Osteoarthritis of the Hip

Osteoarthritis of the Hip

Osteoarthritis, also called degenerative joint disease, is the most common form of arthritis. This disease affects the tissue covering the ends of bones in a joint (cartilage). The cartilage becomes damaged and worn-out, causing pain, swelling, stiffness and restricted movement in the affected joint. Although osteoarthritis may affect various joints, including the hips, knees, hands and spine, the hip joint is the most commonly affected. Rarely, the disease may affect the shoulders, wrists and feet.

Advanced age is one of the most common reasons for osteoarthritis of the hip. You may also develop osteoarthritis if you had hip injury or fracture in the past, if you have family history of osteoarthritis, or are suffering from hip diseases such as avascular necrosis, other congenital or developmental hip diseases.

You will experience severe pain confined to the hip and thighs, morning stiffness and limited range of motion.

Based on the symptoms, your doctor will perform a physical examination, and order X-rays and other scans, and some blood tests to rule out the other conditions that may cause similar symptoms.

There are several treatments and lifestyle modifications that can help you ease your pain and symptoms of osteoarthritis.
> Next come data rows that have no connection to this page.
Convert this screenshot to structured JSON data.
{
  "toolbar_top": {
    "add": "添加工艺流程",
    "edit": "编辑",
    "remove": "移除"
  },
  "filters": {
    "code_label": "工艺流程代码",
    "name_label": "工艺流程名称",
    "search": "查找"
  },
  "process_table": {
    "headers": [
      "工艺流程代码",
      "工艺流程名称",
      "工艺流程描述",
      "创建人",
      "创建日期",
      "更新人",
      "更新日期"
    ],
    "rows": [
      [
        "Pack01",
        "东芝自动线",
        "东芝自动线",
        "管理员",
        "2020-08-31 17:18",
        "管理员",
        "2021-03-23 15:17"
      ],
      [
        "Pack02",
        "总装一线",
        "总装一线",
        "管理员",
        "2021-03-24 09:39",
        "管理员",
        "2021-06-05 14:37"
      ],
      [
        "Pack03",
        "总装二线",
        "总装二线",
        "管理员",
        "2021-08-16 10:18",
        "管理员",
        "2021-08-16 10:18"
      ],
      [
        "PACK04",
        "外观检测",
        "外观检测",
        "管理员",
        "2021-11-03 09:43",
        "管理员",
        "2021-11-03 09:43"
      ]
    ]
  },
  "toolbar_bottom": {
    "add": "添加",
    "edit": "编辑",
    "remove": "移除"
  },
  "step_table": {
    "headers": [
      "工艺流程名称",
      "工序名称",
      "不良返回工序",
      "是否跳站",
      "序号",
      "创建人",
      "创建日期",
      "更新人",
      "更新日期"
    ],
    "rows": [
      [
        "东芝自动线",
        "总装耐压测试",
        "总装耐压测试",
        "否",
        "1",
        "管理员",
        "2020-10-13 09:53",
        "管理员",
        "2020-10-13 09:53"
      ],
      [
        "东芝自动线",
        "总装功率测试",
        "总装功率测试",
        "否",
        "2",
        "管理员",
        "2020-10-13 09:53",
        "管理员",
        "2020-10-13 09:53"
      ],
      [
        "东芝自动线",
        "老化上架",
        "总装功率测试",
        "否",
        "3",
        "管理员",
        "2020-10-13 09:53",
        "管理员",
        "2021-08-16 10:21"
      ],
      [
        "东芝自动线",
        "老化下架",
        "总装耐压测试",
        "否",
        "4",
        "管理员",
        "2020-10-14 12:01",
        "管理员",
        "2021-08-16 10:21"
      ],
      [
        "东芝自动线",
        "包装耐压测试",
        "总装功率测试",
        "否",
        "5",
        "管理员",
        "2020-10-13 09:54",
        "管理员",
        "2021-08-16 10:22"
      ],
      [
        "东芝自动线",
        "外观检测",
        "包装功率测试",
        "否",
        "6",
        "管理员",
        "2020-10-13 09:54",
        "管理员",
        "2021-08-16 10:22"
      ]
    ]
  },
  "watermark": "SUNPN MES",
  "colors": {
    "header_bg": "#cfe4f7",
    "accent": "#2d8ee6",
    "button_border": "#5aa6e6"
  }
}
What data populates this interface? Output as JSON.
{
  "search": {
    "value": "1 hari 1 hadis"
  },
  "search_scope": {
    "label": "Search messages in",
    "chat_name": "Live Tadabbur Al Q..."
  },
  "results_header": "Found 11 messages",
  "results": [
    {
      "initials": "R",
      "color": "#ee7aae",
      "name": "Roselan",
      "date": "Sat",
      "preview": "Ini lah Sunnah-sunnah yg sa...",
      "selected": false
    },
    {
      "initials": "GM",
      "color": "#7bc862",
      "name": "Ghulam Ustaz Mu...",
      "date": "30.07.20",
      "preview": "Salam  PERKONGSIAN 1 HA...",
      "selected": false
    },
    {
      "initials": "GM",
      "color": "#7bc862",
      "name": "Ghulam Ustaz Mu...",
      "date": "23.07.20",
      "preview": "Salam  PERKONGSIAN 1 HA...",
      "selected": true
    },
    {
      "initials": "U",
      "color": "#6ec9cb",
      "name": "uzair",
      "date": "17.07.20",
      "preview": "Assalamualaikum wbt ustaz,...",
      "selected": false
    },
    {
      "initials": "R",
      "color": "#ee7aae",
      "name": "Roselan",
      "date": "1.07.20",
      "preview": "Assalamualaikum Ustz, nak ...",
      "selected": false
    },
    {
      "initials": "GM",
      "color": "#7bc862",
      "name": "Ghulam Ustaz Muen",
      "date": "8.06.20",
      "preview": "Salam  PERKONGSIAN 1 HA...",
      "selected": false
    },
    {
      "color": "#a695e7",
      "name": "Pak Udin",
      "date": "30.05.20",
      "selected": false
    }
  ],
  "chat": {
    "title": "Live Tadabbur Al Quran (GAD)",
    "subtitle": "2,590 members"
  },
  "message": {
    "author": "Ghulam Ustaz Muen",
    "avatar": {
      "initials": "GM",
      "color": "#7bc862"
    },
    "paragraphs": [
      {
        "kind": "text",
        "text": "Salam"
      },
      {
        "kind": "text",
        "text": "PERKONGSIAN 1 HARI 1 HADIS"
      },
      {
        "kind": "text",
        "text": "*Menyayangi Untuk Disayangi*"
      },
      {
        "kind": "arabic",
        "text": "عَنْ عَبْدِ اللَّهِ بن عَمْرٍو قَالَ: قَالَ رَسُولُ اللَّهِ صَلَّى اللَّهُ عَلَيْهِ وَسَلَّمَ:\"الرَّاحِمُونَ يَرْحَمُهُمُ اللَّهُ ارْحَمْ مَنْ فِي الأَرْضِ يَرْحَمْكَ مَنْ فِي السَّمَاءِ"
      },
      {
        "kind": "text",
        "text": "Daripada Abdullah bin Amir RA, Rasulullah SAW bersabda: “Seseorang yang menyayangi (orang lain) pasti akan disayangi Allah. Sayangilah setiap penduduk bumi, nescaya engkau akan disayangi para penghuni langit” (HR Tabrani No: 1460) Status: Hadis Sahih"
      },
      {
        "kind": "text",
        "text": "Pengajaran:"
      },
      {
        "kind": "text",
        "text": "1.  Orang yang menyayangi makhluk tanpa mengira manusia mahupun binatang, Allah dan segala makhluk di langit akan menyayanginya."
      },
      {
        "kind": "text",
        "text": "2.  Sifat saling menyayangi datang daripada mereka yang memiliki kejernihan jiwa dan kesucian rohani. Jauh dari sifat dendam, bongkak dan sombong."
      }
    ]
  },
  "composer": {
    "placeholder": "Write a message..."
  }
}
  • Medications: Pain-relieving medications such as NSAIDs, COX-2 inhibitors and opioids may be prescribed. Topical medications such as ointments can be applied over the skin. If the pain is very severe, corticosteroid injections can be administered directly into the affected joint to ease the pain.
  • Other treatments: Your physiotherapist will teach you exercises to keep joints flexible and improve muscle strength. Heat/cold therapy, which involves applying heat or cold packs to the joints, provides temporary pain relief. Lifestyle modifications can be made to control your weight and avoid extra stress on the weight-bearing joints.
  • Surgery: Hip joint replacement surgery is considered as an option when the pain is so severe that it affects your ability to carry out normal activities.
  • 
Luton and Dunstable University Hospital
  • Spire Healthcare
  • SWLEOC
  • One Stop Doctors
  • The London Clini
  • One Hatfield Hospital
  • http://cobhamclinic.co.uk/
  • The Royal College of Surgeons of Edinburgh